Please return each line of the listing exactly as given.

__Records supplied__.
********************
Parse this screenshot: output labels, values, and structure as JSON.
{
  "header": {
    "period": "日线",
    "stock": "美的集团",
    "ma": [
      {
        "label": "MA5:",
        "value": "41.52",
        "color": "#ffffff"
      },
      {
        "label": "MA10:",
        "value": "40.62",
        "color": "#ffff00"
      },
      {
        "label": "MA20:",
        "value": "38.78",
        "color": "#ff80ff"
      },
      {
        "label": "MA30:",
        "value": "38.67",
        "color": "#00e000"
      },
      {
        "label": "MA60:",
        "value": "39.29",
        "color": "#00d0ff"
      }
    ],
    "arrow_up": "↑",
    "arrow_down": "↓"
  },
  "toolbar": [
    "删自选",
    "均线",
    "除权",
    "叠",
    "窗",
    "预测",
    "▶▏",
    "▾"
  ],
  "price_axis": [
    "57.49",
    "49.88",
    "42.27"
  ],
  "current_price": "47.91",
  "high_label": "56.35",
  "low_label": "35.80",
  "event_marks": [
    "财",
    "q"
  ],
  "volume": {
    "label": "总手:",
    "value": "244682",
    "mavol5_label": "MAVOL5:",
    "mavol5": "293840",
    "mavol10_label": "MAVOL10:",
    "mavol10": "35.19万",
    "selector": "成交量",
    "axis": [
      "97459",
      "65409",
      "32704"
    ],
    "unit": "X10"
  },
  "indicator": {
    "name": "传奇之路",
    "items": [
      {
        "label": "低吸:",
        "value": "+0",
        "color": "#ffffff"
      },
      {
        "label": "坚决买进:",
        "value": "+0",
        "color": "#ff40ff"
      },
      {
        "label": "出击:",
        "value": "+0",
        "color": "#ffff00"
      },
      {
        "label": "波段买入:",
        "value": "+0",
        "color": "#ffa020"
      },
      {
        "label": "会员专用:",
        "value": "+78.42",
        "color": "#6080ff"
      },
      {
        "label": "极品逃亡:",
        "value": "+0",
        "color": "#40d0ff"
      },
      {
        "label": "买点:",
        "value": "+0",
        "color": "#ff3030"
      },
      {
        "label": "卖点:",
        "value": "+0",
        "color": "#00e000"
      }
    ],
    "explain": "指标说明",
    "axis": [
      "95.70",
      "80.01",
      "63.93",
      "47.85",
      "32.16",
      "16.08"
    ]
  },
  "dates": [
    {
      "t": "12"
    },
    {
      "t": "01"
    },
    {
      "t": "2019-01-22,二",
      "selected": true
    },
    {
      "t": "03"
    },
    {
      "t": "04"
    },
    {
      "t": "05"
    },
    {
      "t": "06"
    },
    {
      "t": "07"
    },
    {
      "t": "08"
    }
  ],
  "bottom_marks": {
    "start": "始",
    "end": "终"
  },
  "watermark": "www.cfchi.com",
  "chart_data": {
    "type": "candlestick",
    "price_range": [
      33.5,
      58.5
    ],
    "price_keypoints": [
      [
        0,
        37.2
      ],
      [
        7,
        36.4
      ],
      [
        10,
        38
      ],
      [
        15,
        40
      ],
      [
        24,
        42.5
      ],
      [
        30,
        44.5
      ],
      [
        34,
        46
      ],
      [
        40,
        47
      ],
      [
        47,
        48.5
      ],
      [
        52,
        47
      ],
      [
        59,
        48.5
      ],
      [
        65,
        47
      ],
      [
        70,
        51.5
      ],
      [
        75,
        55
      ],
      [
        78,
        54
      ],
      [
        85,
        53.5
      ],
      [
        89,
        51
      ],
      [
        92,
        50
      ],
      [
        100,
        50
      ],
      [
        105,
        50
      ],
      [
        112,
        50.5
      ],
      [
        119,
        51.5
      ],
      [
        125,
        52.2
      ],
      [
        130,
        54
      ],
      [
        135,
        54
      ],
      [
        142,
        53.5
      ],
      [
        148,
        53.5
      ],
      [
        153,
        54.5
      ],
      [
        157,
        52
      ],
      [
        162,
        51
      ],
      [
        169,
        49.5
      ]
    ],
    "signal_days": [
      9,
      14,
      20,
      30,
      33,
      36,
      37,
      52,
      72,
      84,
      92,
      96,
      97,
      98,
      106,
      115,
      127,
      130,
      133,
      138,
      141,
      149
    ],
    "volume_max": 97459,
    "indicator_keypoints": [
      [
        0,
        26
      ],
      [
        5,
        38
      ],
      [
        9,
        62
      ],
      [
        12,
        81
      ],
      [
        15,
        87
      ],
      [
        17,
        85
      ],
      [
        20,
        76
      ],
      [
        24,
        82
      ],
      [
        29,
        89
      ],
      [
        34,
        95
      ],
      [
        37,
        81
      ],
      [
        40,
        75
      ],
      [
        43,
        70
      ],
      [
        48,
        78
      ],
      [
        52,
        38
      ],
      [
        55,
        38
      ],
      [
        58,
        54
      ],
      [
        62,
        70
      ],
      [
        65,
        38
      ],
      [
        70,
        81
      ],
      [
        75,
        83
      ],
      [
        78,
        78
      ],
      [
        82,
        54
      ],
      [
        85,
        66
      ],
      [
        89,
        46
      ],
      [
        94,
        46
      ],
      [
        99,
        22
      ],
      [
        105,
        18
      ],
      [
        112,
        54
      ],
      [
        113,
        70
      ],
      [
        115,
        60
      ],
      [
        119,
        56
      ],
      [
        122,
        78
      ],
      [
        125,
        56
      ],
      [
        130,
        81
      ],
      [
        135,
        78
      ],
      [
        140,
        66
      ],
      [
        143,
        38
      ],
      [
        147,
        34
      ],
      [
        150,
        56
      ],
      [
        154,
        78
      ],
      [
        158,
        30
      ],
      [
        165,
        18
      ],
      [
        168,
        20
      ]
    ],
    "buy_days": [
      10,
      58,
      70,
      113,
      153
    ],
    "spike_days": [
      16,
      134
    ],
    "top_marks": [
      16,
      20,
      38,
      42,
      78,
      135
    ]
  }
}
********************
__Reply to the exercise__.
Parse this screenshot: output labels, values, and structure as JSON.
{
  "header": {
    "period": "日线",
    "stock": "美的集团",
    "ma": [
      {
        "label": "MA5:",
        "value": "41.52",
        "color": "#ffffff"
      },
      {
        "label": "MA10:",
        "value": "40.62",
        "color": "#ffff00"
      },
      {
        "label": "MA20:",
        "value": "38.78",
        "color": "#ff80ff"
      },
      {
        "label": "MA30:",
        "value": "38.67",
        "color": "#00e000"
      },
      {
        "label": "MA60:",
        "value": "39.29",
        "color": "#00d0ff"
      }
    ],
    "arrow_up": "↑",
    "arrow_down": "↓"
  },
  "toolbar": [
    "删自选",
    "均线",
    "除权",
    "叠",
    "窗",
    "预测",
    "▶▏",
    "▾"
  ],
  "price_axis": [
    "57.49",
    "49.88",
    "42.27"
  ],
  "current_price": "47.91",
  "high_label": "56.35",
  "low_label": "35.80",
  "event_marks": [
    "财",
    "q"
  ],
  "volume": {
    "label": "总手:",
    "value": "244682",
    "mavol5_label": "MAVOL5:",
    "mavol5": "293840",
    "mavol10_label": "MAVOL10:",
    "mavol10": "35.19万",
    "selector": "成交量",
    "axis": [
      "97459",
      "65409",
      "32704"
    ],
    "unit": "X10"
  },
  "indicator": {
    "name": "传奇之路",
    "items": [
      {
        "label": "低吸:",
        "value": "+0",
        "color": "#ffffff"
      },
      {
        "label": "坚决买进:",
        "value": "+0",
        "color": "#ff40ff"
      },
      {
        "label": "出击:",
        "value": "+0",
        "color": "#ffff00"
      },
      {
        "label": "波段买入:",
        "value": "+0",
        "color": "#ffa020"
      },
      {
        "label": "会员专用:",
        "value": "+78.42",
        "color": "#6080ff"
      },
      {
        "label": "极品逃亡:",
        "value": "+0",
        "color": "#40d0ff"
      },
      {
        "label": "买点:",
        "value": "+0",
        "color": "#ff3030"
      },
      {
        "label": "卖点:",
        "value": "+0",
        "color": "#00e000"
      }
    ],
    "explain": "指标说明",
    "axis": [
      "95.70",
      "80.01",
      "63.93",
      "47.85",
      "32.16",
      "16.08"
    ]
  },
  "dates": [
    {
      "t": "12"
    },
    {
      "t": "01"
    },
    {
      "t": "2019-01-22,二",
      "selected": true
    },
    {
      "t": "03"
    },
    {
      "t": "04"
    },
    {
      "t": "05"
    },
    {
      "t": "06"
    },
    {
      "t": "07"
    },
    {
      "t": "08"
    }
  ],
  "bottom_marks": {
    "start": "始",
    "end": "终"
  },
  "watermark": "www.cfchi.com",
  "chart_data": {
    "type": "candlestick",
    "price_range": [
      33.5,
      58.5
    ],
    "price_keypoints": [
      [
        0,
        37.2
      ],
      [
        7,
        36.4
      ],
      [
        10,
        38
      ],
      [
        15,
        40
      ],
      [
        24,
        42.5
      ],
      [
        30,
        44.5
      ],
      [
        34,
        46
      ],
      [
        40,
        47
      ],
      [
        47,
        48.5
      ],
      [
        52,
        47
      ],
      [
        59,
        48.5
      ],
      [
        65,
        47
      ],
      [
        70,
        51.5
      ],
      [
        75,
        55
      ],
      [
        78,
        54
      ],
      [
        85,
        53.5
      ],
      [
        89,
        51
      ],
      [
        92,
        50
      ],
      [
        100,
        50
      ],
      [
        105,
        50
      ],
      [
        112,
        50.5
      ],
      [
        119,
        51.5
      ],
      [
        125,
        52.2
      ],
      [
        130,
        54
      ],
      [
        135,
        54
      ],
      [
        142,
        53.5
      ],
      [
        148,
        53.5
      ],
      [
        153,
        54.5
      ],
      [
        157,
        52
      ],
      [
        162,
        51
      ],
      [
        169,
        49.5
      ]
    ],
    "signal_days": [
      9,
      14,
      20,
      30,
      33,
      36,
      37,
      52,
      72,
      84,
      92,
      96,
      97,
      98,
      106,
      115,
      127,
      130,
      133,
      138,
      141,
      149
    ],
    "volume_max": 97459,
    "indicator_keypoints": [
      [
        0,
        26
      ],
      [
        5,
        38
      ],
      [
        9,
        62
      ],
      [
        12,
        81
      ],
      [
        15,
        87
      ],
      [
        17,
        85
      ],
      [
        20,
        76
      ],
      [
        24,
        82
      ],
      [
        29,
        89
      ],
      [
        34,
        95
      ],
      [
        37,
        81
      ],
      [
        40,
        75
      ],
      [
        43,
        70
      ],
      [
        48,
        78
      ],
      [
        52,
        38
      ],
      [
        55,
        38
      ],
      [
        58,
        54
      ],
      [
        62,
        70
      ],
      [
        65,
        38
      ],
      [
        70,
        81
      ],
      [
        75,
        83
      ],
      [
        78,
        78
      ],
      [
        82,
        54
      ],
      [
        85,
        66
      ],
      [
        89,
        46
      ],
      [
        94,
        46
      ],
      [
        99,
        22
      ],
      [
        105,
        18
      ],
      [
        112,
        54
      ],
      [
        113,
        70
      ],
      [
        115,
        60
      ],
      [
        119,
        56
      ],
      [
        122,
        78
      ],
      [
        125,
        56
      ],
      [
        130,
        81
      ],
      [
        135,
        78
      ],
      [
        140,
        66
      ],
      [
        143,
        38
      ],
      [
        147,
        34
      ],
      [
        150,
        56
      ],
      [
        154,
        78
      ],
      [
        158,
        30
      ],
      [
        165,
        18
      ],
      [
        168,
        20
      ]
    ],
    "buy_days": [
      10,
      58,
      70,
      113,
      153
    ],
    "spike_days": [
      16,
      134
    ],
    "top_marks": [
      16,
      20,
      38,
      42,
      78,
      135
    ]
  }
}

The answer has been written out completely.